The three keynote speakers are exemplary voices on the messy, human side of the game: Mimi Ito, Bonnie Stewart and Gardner Campbell. Ito’s work in connected learning and connected courses; Stewart’s work on connected scholars and identity; and Campbell’s story of his collaboration in an innovative connectivist MOOC all land squarely on the side of inspiration to adhere to the spirit of a more human game. And if you are keeping score by who stands on the keynote podium: It’s humans 3, tech 0.
I saw the tech voice more dominant in a selection of the concurrent sessions. Some (which I did not attend) were to my eye technology pitches disguised as conference sessions. Maybe I was wrong. I doubt it.
But I also found myself reacting and being aware of the tech-first mindset in sessions where I was interested in hearing about topics of interest to me. A session on predictive analytics focused on solutions that put all the good stuff into the hands of university administration. Subtle message here: If faculty and staff have better data, we can “do” something to students and help them. The goal of helping at risk students is laudable. But it’s an overly technical solution to a messy problem. Where is the conversation about how we actually put really powerful apps into the hands of students? And by doing so, learn how to facilitate their capability to learn how to learn – and to let them tell us more about how we’re doing on that goal? Maybe I am naive here. Or missed something. But that didn’t seem to be on the radar of anyone in the room.
I participated in a couple of other sessions where the conversation kept being pulled back into tool-talk, a sure sign to me of a tech-solution bias (e.g., we just need to learn the tools and we’ll all be better). For example. A session on establishing “teaching presence” netted out to this: “Teachers” can use text, audio or video to establish presence. Holy shit. (Insert audio and video version of me saying “holy shit” here just to show that I learned something).
Onto more inspirational notes.
I was inspired by the stories told by Adam Croom at the University of Oklahoma and Chris Mattia at California State University Channel Islands and their work using the domain of one’s own concept. OU Create and CI Keys put digital tools and control of them into the hands of students with the purpose of facilitating exploration, creativity and learning. Not doing tech to them. Doing tech for them. Love this. I am inspired to find a path to doing this in my own work.

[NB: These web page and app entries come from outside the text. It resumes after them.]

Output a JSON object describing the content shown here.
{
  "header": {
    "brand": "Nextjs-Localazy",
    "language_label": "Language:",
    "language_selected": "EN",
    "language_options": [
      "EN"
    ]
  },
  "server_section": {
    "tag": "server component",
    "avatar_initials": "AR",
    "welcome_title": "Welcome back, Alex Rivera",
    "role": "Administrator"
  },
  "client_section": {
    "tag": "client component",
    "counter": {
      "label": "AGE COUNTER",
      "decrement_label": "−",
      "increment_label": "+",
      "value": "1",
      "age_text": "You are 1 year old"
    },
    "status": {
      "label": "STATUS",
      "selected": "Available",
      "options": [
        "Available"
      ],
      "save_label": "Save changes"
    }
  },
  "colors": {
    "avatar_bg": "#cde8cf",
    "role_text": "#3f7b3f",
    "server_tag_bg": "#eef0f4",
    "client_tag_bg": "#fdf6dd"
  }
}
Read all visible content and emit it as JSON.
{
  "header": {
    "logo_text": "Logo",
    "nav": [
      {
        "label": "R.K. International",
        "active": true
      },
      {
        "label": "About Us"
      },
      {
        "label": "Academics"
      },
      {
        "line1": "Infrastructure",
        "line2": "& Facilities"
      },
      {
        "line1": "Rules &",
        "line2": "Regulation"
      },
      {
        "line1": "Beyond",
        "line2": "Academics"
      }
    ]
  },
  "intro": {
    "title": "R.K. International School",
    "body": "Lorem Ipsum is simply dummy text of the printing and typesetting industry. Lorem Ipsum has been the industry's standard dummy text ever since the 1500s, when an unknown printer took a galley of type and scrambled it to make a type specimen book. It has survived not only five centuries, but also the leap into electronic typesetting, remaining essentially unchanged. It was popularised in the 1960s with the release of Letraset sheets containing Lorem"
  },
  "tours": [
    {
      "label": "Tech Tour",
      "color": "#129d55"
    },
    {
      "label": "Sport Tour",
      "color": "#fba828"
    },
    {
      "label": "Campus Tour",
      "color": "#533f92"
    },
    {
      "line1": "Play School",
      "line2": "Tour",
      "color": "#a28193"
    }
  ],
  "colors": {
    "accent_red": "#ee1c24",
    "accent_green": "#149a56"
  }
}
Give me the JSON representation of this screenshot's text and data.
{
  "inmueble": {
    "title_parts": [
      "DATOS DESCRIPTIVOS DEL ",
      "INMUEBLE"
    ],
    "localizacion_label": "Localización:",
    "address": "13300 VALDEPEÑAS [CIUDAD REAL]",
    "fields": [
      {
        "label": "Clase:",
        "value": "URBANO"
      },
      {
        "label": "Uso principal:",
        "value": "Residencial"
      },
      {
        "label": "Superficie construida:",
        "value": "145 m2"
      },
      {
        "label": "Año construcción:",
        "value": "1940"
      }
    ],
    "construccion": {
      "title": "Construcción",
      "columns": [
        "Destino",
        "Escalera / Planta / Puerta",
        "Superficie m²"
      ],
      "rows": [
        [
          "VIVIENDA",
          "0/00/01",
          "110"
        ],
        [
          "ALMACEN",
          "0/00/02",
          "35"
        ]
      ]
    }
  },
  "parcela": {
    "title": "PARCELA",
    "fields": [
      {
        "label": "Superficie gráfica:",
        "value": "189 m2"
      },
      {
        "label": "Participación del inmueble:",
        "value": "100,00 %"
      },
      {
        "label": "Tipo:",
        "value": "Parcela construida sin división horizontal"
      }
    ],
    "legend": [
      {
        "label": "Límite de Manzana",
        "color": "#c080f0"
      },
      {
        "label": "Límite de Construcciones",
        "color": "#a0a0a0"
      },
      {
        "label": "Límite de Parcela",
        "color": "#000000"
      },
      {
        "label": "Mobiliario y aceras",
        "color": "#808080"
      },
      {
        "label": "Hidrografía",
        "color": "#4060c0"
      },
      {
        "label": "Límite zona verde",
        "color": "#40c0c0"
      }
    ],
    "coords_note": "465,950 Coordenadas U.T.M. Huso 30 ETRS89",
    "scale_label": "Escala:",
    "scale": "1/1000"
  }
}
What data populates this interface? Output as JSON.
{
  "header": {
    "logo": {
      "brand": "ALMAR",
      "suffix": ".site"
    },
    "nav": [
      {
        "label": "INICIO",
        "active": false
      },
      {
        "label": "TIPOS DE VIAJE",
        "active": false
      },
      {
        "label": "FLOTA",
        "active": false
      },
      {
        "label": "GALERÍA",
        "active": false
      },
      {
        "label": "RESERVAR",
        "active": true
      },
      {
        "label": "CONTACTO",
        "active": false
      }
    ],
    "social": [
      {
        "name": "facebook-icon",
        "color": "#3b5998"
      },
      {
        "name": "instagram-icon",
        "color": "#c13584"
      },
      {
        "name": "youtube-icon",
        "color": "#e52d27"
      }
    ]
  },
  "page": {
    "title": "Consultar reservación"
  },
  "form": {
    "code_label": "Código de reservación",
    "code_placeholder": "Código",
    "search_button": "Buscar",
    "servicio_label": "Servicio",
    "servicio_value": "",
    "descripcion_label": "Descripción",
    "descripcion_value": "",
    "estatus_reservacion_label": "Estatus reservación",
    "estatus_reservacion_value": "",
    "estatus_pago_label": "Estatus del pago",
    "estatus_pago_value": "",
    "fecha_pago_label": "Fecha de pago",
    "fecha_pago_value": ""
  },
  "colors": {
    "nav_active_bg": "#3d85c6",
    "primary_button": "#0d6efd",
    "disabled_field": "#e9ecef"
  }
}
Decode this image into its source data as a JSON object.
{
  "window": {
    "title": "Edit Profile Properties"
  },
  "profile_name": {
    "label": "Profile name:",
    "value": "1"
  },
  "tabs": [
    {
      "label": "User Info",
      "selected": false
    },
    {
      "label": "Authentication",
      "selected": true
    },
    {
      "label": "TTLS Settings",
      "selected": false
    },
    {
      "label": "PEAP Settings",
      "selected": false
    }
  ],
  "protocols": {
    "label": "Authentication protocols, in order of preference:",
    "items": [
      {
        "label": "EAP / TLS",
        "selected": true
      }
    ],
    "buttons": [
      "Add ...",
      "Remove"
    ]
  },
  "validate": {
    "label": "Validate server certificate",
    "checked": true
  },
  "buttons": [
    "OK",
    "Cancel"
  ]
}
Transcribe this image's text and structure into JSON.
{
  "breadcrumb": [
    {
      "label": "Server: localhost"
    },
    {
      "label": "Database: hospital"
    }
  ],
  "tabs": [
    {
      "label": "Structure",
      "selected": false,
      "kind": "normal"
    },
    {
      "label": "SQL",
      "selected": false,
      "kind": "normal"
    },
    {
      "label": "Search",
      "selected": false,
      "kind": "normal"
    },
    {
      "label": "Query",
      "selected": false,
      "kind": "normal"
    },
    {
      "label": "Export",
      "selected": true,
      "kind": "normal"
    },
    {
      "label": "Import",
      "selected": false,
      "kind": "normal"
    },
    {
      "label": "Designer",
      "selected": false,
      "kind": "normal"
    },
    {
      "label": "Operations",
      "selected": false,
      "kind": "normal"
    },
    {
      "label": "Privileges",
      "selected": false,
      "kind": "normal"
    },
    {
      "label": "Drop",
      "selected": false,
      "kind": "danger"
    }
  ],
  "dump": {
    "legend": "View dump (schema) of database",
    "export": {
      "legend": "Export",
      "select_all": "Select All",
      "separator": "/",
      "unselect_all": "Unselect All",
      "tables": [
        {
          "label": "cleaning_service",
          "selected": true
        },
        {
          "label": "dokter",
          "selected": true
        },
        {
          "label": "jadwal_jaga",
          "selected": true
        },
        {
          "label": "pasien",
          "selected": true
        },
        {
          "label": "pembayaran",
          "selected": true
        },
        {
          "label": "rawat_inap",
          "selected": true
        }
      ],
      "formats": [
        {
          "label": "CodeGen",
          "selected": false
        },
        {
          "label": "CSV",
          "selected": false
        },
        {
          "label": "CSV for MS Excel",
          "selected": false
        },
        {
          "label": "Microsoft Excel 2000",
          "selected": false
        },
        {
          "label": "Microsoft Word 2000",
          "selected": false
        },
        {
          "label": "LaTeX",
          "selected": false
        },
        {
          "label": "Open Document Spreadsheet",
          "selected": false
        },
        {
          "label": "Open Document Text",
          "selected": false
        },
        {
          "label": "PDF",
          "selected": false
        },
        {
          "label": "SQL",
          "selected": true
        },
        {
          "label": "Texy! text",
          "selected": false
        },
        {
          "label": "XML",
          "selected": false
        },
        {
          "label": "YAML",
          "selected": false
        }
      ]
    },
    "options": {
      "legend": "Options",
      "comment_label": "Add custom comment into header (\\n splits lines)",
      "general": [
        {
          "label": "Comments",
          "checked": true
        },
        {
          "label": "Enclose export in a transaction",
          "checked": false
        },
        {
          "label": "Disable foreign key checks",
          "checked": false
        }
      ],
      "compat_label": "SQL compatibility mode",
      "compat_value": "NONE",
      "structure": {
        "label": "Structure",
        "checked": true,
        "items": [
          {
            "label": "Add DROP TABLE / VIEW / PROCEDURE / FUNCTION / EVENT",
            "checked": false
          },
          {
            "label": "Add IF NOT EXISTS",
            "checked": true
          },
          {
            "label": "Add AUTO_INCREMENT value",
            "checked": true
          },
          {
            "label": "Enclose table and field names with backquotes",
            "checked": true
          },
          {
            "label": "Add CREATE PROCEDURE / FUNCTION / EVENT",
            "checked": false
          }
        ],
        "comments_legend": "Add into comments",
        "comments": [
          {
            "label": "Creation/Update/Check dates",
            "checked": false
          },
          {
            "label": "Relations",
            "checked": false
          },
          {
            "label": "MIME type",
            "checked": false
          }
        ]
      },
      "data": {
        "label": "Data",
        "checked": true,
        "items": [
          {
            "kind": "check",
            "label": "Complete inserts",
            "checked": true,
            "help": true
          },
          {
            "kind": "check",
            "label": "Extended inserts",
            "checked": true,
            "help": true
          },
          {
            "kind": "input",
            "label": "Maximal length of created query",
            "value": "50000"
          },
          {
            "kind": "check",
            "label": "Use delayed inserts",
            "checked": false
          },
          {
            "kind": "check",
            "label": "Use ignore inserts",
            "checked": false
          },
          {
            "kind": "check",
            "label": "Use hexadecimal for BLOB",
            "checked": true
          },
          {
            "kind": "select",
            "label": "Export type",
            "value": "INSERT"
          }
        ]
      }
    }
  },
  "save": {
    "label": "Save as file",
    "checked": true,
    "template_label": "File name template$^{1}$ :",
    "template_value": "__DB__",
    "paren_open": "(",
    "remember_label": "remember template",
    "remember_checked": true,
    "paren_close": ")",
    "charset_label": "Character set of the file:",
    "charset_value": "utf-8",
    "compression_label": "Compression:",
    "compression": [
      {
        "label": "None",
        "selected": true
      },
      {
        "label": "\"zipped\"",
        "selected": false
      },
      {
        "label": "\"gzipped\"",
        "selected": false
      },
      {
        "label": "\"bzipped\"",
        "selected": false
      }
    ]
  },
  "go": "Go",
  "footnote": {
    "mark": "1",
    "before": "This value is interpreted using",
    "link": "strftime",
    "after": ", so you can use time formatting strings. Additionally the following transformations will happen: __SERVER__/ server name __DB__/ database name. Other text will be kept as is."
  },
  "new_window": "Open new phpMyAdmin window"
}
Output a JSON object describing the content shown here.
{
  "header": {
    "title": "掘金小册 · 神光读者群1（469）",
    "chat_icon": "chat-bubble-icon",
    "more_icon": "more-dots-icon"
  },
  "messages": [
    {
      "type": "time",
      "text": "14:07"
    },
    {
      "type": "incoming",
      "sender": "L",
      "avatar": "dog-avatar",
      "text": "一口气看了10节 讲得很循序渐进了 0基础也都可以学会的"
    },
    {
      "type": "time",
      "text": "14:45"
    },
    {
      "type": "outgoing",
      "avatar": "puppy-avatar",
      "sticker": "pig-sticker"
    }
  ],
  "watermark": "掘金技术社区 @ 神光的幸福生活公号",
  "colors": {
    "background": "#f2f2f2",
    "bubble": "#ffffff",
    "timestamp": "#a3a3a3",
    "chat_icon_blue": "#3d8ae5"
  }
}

I was inspired also by meeting a number of people I’ve come to know on Twitter and through blogs and writing. Jesse Stommel and Sean Michael Morris of Hybrid Pedagogy and a host of other adventures. The TvsZ crew: Pete Rorabaugh, Christina Hendricks, J.R. Dingwall, Andrea Rehn and the amazingly ever-present-even-when-she’s-a-world-away Maha Bali. Thanks to all of you for continuing to be, in Mimi Ito’s sense, my #learninghero.
Which brings me back to my reflection questions: Do conferences such as #et4online allow self-officiating the game – or do they force an either/or human vs. tech rule set? And do we, as participants, have a clear enough sense of “the spirit of the game” of learning and tech to self-officiate?
I had a brief conversation with Jesse Stommel after Teacher Tank. While I was still enjoying the verbal spanking dished out by the panelists, Jesse noted that one in particular seemed to have the right voice. That style of bluntness that changes the conversation rather than beating it into submission.
I think he’s right. The spirit of the game in learning and tech needs to be more about finding that proper voice. I don’t think #et4online got it exactly right. But it wasn’t exactly wrong, either. You could find paths – as I did – to find the both/and. The affordances of technology can and do help us find new ways to explore the emergent, adaptive, messy, social, human side of learning. But that’s a real complex challenge requiring critical thinking on all sides. Sign me up for any conference that self-officiates that dialogue.